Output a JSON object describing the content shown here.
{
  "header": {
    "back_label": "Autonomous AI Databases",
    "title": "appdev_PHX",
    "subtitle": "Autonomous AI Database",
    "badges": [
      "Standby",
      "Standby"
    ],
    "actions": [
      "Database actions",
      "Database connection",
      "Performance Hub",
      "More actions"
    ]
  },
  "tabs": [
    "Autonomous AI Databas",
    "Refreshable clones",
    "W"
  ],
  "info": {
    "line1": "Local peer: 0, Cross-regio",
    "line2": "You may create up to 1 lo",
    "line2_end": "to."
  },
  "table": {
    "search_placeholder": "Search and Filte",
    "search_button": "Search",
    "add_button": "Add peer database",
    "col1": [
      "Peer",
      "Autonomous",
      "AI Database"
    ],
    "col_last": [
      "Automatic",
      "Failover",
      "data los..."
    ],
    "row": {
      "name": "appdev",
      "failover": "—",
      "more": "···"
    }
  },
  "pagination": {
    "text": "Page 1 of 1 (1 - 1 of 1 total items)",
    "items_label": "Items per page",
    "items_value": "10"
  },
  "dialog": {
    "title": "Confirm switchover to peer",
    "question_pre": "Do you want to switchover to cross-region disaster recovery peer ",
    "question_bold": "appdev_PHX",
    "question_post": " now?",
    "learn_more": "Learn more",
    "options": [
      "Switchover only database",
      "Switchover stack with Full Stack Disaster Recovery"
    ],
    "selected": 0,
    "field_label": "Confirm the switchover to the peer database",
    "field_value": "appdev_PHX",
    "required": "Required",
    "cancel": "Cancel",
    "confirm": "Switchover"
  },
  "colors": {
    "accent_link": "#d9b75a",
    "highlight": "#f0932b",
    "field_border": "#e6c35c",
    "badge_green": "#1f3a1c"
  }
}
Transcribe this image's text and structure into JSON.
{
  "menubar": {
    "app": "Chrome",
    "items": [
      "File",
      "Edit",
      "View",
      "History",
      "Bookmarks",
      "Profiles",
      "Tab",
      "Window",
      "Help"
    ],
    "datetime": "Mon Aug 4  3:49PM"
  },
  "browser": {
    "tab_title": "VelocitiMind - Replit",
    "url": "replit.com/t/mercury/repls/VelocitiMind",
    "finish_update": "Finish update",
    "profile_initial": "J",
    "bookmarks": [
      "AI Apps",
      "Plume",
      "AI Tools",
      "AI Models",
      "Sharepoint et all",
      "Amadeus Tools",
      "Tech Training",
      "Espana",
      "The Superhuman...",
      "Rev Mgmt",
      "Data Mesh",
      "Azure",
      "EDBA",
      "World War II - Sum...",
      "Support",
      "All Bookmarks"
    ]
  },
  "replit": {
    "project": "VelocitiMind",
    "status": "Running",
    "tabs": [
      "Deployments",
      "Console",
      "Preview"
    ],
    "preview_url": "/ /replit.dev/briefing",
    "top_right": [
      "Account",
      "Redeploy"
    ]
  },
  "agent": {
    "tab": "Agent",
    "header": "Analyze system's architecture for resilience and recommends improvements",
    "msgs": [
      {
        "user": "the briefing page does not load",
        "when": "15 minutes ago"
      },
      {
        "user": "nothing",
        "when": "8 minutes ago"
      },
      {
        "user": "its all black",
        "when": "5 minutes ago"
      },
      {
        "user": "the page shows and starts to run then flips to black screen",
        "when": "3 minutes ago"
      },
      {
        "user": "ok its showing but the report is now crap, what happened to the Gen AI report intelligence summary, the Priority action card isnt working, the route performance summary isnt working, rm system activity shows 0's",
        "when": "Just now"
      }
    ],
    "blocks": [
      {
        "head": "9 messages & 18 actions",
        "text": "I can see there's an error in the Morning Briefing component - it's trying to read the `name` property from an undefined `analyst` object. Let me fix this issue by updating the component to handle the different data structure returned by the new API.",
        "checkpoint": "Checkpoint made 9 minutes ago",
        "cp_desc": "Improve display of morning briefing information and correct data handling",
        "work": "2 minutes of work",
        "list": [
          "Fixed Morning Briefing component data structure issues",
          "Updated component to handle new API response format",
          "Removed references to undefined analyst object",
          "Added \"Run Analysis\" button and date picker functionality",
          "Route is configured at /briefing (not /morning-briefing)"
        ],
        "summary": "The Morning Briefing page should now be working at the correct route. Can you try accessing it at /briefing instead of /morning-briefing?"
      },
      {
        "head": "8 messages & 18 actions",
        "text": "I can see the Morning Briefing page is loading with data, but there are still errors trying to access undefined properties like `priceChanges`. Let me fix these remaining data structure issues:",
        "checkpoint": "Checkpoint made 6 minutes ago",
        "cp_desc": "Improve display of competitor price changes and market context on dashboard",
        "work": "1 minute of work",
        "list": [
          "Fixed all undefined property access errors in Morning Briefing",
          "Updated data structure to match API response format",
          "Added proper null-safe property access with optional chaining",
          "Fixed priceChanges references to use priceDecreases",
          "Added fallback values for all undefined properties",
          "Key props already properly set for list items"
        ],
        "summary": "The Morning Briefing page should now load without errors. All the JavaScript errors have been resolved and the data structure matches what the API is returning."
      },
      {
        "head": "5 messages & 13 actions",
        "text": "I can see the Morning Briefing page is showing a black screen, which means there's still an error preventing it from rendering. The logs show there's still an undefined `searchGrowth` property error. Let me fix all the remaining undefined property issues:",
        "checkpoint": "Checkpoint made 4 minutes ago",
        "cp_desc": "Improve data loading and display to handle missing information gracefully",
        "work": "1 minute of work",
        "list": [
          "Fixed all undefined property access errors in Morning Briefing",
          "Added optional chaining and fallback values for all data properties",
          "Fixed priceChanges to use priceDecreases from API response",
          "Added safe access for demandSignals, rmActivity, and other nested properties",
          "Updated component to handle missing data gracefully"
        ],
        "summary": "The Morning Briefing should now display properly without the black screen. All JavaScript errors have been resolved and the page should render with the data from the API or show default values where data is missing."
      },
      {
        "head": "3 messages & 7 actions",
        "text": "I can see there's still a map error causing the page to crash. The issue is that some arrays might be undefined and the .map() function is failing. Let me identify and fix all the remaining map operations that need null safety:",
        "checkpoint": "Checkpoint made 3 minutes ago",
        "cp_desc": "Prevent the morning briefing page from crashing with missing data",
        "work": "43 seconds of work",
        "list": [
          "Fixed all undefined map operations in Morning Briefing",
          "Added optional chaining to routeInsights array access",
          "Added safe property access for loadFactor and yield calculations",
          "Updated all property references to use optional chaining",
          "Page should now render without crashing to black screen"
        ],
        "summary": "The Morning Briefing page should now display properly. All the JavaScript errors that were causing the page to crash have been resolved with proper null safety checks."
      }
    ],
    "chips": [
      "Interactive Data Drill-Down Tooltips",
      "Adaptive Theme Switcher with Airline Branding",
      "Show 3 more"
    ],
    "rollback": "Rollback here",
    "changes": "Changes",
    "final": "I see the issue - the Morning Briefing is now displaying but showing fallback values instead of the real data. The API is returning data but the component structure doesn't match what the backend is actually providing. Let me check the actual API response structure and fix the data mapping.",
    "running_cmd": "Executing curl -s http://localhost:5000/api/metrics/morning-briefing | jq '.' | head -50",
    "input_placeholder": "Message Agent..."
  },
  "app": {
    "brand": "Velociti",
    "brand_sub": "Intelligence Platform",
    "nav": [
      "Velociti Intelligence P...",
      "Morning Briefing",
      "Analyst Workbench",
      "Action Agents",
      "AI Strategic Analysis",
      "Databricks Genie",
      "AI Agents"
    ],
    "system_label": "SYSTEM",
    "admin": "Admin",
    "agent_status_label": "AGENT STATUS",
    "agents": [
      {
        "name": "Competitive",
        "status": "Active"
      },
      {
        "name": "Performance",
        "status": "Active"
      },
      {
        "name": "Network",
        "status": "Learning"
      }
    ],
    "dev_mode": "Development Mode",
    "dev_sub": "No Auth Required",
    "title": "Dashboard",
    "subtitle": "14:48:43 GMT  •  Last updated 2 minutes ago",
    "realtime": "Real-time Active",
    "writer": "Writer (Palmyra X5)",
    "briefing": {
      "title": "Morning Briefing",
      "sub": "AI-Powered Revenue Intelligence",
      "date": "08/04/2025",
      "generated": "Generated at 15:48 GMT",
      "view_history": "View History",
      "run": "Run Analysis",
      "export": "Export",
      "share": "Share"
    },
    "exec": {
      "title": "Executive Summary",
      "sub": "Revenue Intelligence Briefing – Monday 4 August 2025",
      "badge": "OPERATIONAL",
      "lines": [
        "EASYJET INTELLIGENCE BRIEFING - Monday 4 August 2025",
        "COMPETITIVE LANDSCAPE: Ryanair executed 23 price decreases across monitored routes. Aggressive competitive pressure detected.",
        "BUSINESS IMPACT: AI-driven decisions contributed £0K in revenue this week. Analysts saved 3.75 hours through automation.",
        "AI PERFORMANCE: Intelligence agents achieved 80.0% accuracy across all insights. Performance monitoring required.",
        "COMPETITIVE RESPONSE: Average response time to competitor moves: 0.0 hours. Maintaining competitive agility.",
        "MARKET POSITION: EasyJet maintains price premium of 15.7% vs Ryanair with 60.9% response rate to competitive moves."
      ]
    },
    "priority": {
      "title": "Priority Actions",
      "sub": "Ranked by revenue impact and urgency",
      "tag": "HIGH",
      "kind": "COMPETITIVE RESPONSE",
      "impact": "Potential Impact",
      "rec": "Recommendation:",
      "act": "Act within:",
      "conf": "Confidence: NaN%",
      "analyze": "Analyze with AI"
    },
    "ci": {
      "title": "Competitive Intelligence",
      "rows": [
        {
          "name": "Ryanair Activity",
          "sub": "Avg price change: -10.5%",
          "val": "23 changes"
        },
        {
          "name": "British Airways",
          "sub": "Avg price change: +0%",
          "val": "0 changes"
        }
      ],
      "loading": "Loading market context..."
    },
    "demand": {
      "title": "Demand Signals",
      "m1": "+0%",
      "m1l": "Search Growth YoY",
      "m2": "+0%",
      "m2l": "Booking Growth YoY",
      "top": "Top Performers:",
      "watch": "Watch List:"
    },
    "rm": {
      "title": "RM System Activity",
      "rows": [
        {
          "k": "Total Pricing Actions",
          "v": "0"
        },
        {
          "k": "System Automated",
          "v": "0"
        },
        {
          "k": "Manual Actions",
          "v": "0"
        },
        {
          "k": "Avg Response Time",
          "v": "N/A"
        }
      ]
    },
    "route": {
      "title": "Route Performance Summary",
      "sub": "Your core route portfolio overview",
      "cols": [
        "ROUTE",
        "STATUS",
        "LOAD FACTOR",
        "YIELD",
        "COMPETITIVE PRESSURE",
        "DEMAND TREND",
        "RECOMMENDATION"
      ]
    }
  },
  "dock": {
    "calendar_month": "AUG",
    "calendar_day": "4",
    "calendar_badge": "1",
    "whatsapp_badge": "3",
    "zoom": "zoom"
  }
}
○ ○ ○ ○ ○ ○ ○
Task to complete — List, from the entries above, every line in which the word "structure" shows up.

Answer section —
Transcribe this image's text and structure into JSON.
        "text": "I can see there's an error in the Morning Briefing component - it's trying to read the `name` property from an undefined `analyst` object. Let me fix this issue by updating the component to handle the different data structure returned by the new API.",
          "Fixed Morning Briefing component data structure issues",
        "text": "I can see the Morning Briefing page is loading with data, but there are still errors trying to access undefined properties like `priceChanges`. Let me fix these remaining data structure issues:",
          "Updated data structure to match API response format",
        "summary": "The Morning Briefing page should now load without errors. All the JavaScript errors have been resolved and the data structure matches what the API is returning."
    "final": "I see the issue - the Morning Briefing is now displaying but showing fallback values instead of the real data. The API is returning data but the component structure doesn't match what the backend is actually providing. Let me check the actual API response structure and fix the data mapping.",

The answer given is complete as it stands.